Work order:
If an entry holds a picture, leave the picture out and copy the rest exactly.

Provided material Start Marker

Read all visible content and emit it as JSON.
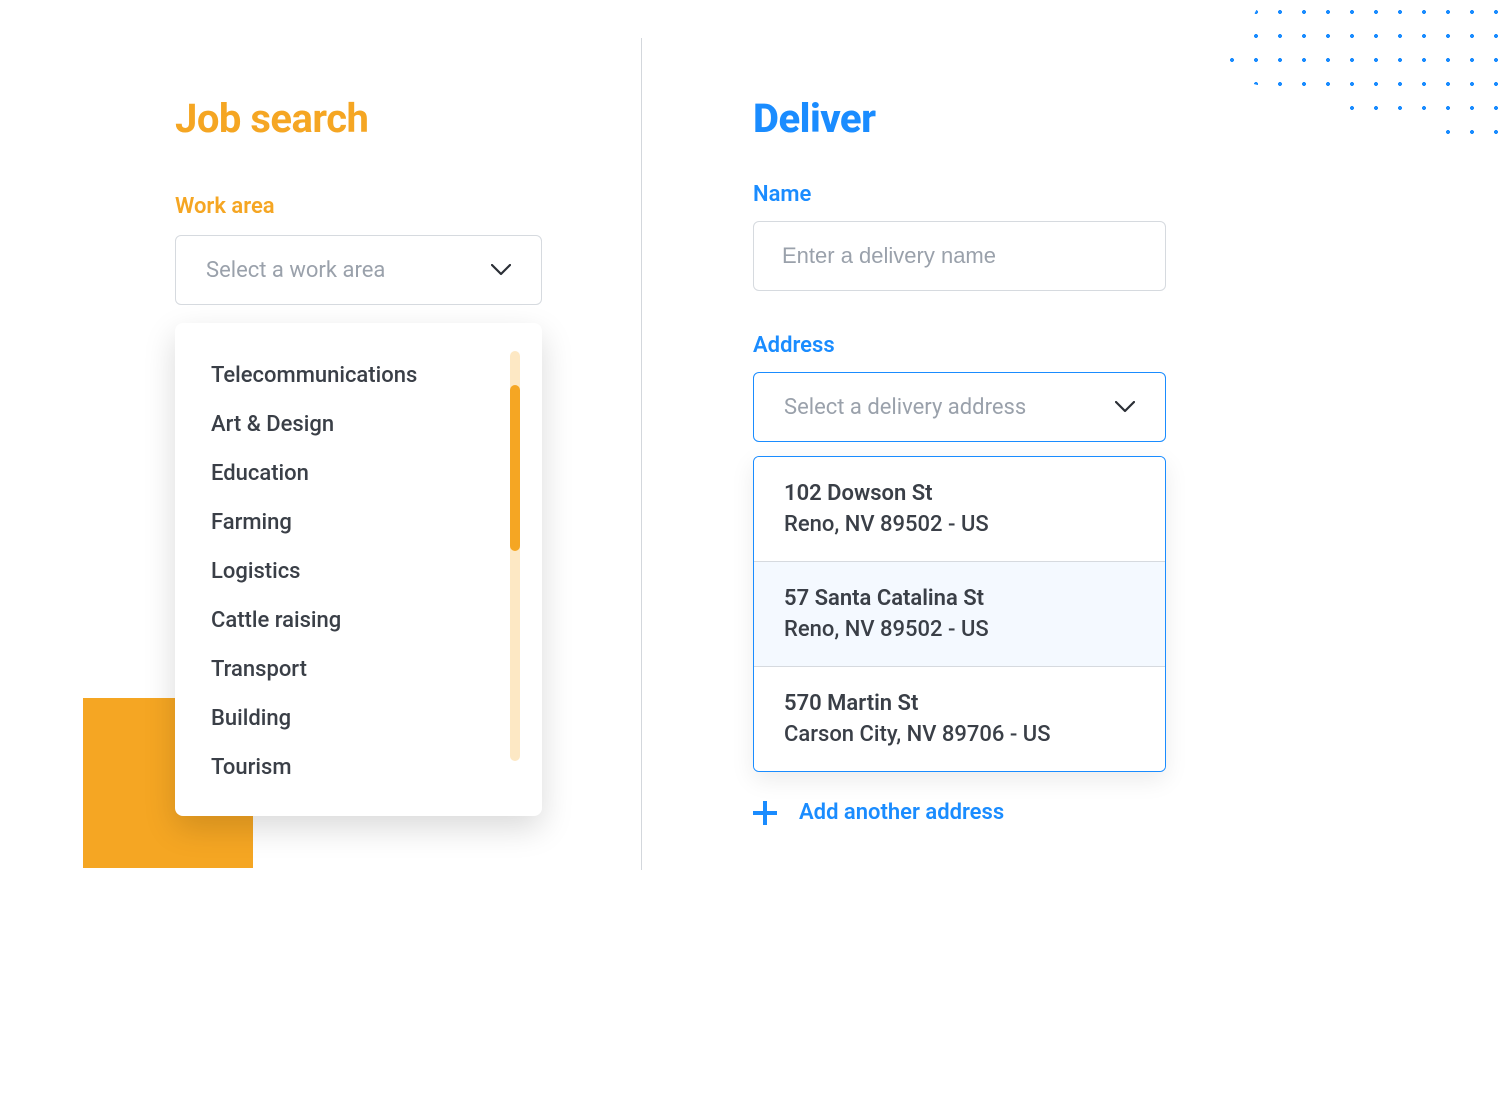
{
  "left": {
    "title": "Job search",
    "work_area_label": "Work area",
    "work_area_placeholder": "Select a work area",
    "options": [
      "Telecommunications",
      "Art & Design",
      "Education",
      "Farming",
      "Logistics",
      "Cattle raising",
      "Transport",
      "Building",
      "Tourism"
    ]
  },
  "right": {
    "title": "Deliver",
    "name_label": "Name",
    "name_placeholder": "Enter a delivery name",
    "address_label": "Address",
    "address_placeholder": "Select a delivery address",
    "addresses": [
      {
        "line1": "102 Dowson St",
        "line2": "Reno, NV 89502 - US",
        "highlight": false
      },
      {
        "line1": "57 Santa Catalina St",
        "line2": "Reno, NV 89502 - US",
        "highlight": true
      },
      {
        "line1": "570 Martin St",
        "line2": "Carson City, NV 89706 - US",
        "highlight": false
      }
    ],
    "add_another": "Add another address"
  },
  "colors": {
    "orange": "#f5a623",
    "blue": "#1a8cff",
    "text": "#3a3f47",
    "muted": "#9aa1ab",
    "border": "#d6dadf"
  }
}
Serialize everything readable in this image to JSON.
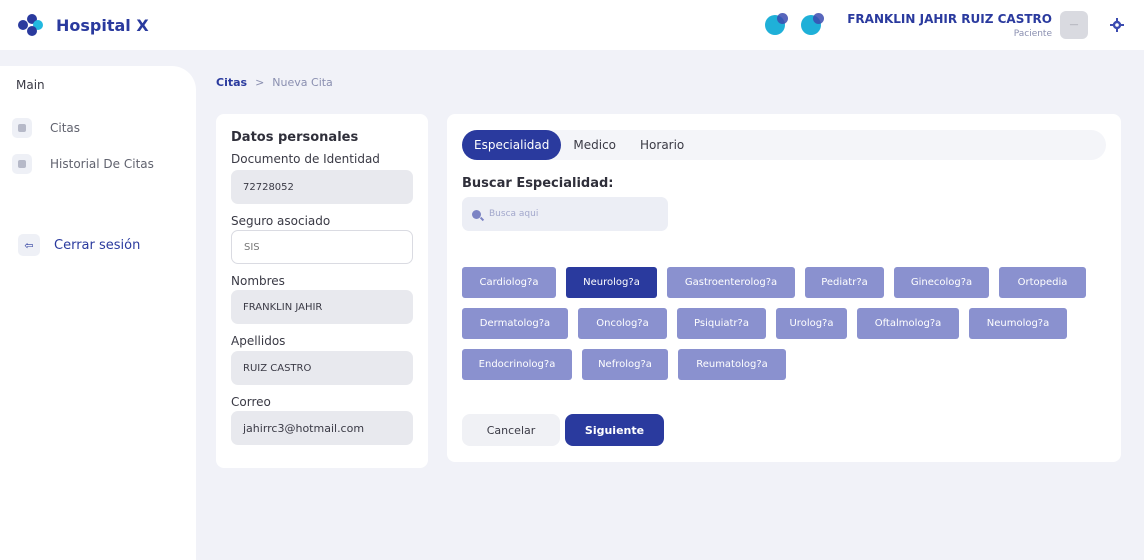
{
  "app": {
    "brand": "Hospital X"
  },
  "user": {
    "name": "FRANKLIN JAHIR RUIZ CASTRO",
    "role": "Paciente"
  },
  "sidebar": {
    "section": "Main",
    "items": [
      {
        "label": "Citas",
        "icon": "calendar-icon"
      },
      {
        "label": "Historial De Citas",
        "icon": "history-icon"
      }
    ],
    "logout": "Cerrar sesión"
  },
  "breadcrumb": {
    "parent": "Citas",
    "separator": ">",
    "current": "Nueva Cita"
  },
  "personal": {
    "title": "Datos personales",
    "doc_label": "Documento de Identidad",
    "doc_value": "72728052",
    "insurance_label": "Seguro asociado",
    "insurance_value": "SIS",
    "names_label": "Nombres",
    "names_value": "FRANKLIN JAHIR",
    "surnames_label": "Apellidos",
    "surnames_value": "RUIZ CASTRO",
    "email_label": "Correo",
    "email_value": "jahirrc3@hotmail.com"
  },
  "tabs": [
    {
      "label": "Especialidad",
      "active": true
    },
    {
      "label": "Medico",
      "active": false
    },
    {
      "label": "Horario",
      "active": false
    }
  ],
  "search": {
    "title": "Buscar Especialidad:",
    "placeholder": "Busca aqui"
  },
  "specialties": [
    {
      "label": "Cardiolog?a",
      "active": false
    },
    {
      "label": "Neurolog?a",
      "active": true
    },
    {
      "label": "Gastroenterolog?a",
      "active": false
    },
    {
      "label": "Pediatr?a",
      "active": false
    },
    {
      "label": "Ginecolog?a",
      "active": false
    },
    {
      "label": "Ortopedia",
      "active": false
    },
    {
      "label": "Dermatolog?a",
      "active": false
    },
    {
      "label": "Oncolog?a",
      "active": false
    },
    {
      "label": "Psiquiatr?a",
      "active": false
    },
    {
      "label": "Urolog?a",
      "active": false
    },
    {
      "label": "Oftalmolog?a",
      "active": false
    },
    {
      "label": "Neumolog?a",
      "active": false
    },
    {
      "label": "Endocrinolog?a",
      "active": false
    },
    {
      "label": "Nefrolog?a",
      "active": false
    },
    {
      "label": "Reumatolog?a",
      "active": false
    }
  ],
  "actions": {
    "cancel": "Cancelar",
    "next": "Siguiente"
  },
  "colors": {
    "primary": "#2a3a9e",
    "chip": "#8a91cf",
    "accent": "#22b8e0",
    "background": "#f1f2f8"
  }
}
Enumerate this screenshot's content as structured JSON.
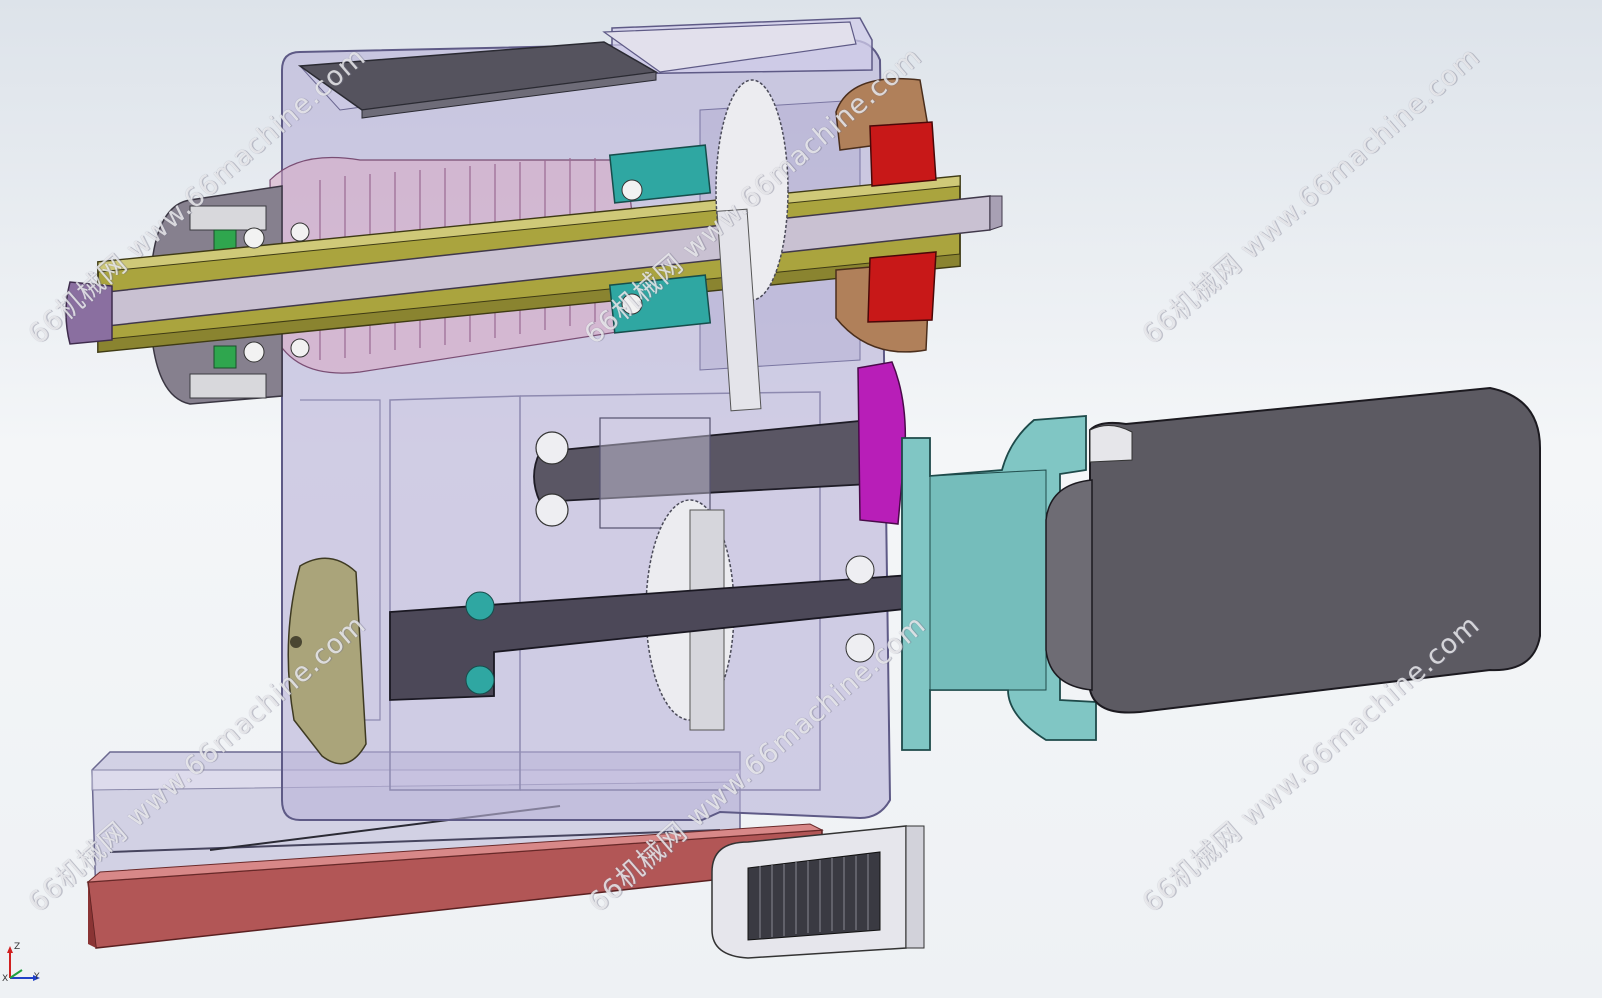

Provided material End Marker

Exercise output:
Read all visible content and emit it as JSON.
{
  "left": {
    "title": "Job search",
    "work_area_label": "Work area",
    "work_area_placeholder": "Select a work area",
    "options": [
      "Telecommunications",
      "Art & Design",
      "Education",
      "Farming",
      "Logistics",
      "Cattle raising",
      "Transport",
      "Building",
      "Tourism"
    ]
  },
  "right": {
    "title": "Deliver",
    "name_label": "Name",
    "name_placeholder": "Enter a delivery name",
    "address_label": "Address",
    "address_placeholder": "Select a delivery address",
    "addresses": [
      {
        "line1": "102 Dowson St",
        "line2": "Reno, NV 89502 - US",
        "highlight": false
      },
      {
        "line1": "57 Santa Catalina St",
        "line2": "Reno, NV 89502 - US",
        "highlight": true
      },
      {
        "line1": "570 Martin St",
        "line2": "Carson City, NV 89706 - US",
        "highlight": false
      }
    ],
    "add_another": "Add another address"
  },
  "colors": {
    "orange": "#f5a623",
    "blue": "#1a8cff",
    "text": "#3a3f47",
    "muted": "#9aa1ab",
    "border": "#d6dadf"
  }
}
Serialize everything readable in this image to JSON.
{
  "app": {
    "brand": "Hospital X"
  },
  "user": {
    "name": "FRANKLIN JAHIR RUIZ CASTRO",
    "role": "Paciente"
  },
  "sidebar": {
    "section": "Main",
    "items": [
      {
        "label": "Citas",
        "icon": "calendar-icon"
      },
      {
        "label": "Historial De Citas",
        "icon": "history-icon"
      }
    ],
    "logout": "Cerrar sesión"
  },
  "breadcrumb": {
    "parent": "Citas",
    "separator": ">",
    "current": "Nueva Cita"
  },
  "personal": {
    "title": "Datos personales",
    "doc_label": "Documento de Identidad",
    "doc_value": "72728052",
    "insurance_label": "Seguro asociado",
    "insurance_value": "SIS",
    "names_label": "Nombres",
    "names_value": "FRANKLIN JAHIR",
    "surnames_label": "Apellidos",
    "surnames_value": "RUIZ CASTRO",
    "email_label": "Correo",
    "email_value": "jahirrc3@hotmail.com"
  },
  "tabs": [
    {
      "label": "Especialidad",
      "active": true
    },
    {
      "label": "Medico",
      "active": false
    },
    {
      "label": "Horario",
      "active": false
    }
  ],
  "search": {
    "title": "Buscar Especialidad:",
    "placeholder": "Busca aqui"
  },
  "specialties": [
    {
      "label": "Cardiolog?a",
      "active": false
    },
    {
      "label": "Neurolog?a",
      "active": true
    },
    {
      "label": "Gastroenterolog?a",
      "active": false
    },
    {
      "label": "Pediatr?a",
      "active": false
    },
    {
      "label": "Ginecolog?a",
      "active": false
    },
    {
      "label": "Ortopedia",
      "active": false
    },
    {
      "label": "Dermatolog?a",
      "active": false
    },
    {
      "label": "Oncolog?a",
      "active": false
    },
    {
      "label": "Psiquiatr?a",
      "active": false
    },
    {
      "label": "Urolog?a",
      "active": false
    },
    {
      "label": "Oftalmolog?a",
      "active": false
    },
    {
      "label": "Neumolog?a",
      "active": false
    },
    {
      "label": "Endocrinolog?a",
      "active": false
    },
    {
      "label": "Nefrolog?a",
      "active": false
    },
    {
      "label": "Reumatolog?a",
      "active": false
    }
  ],
  "actions": {
    "cancel": "Cancelar",
    "next": "Siguiente"
  },
  "colors": {
    "primary": "#2a3a9e",
    "chip": "#8a91cf",
    "accent": "#22b8e0",
    "background": "#f1f2f8"
  }
}
Enumerate this screenshot's content as structured JSON.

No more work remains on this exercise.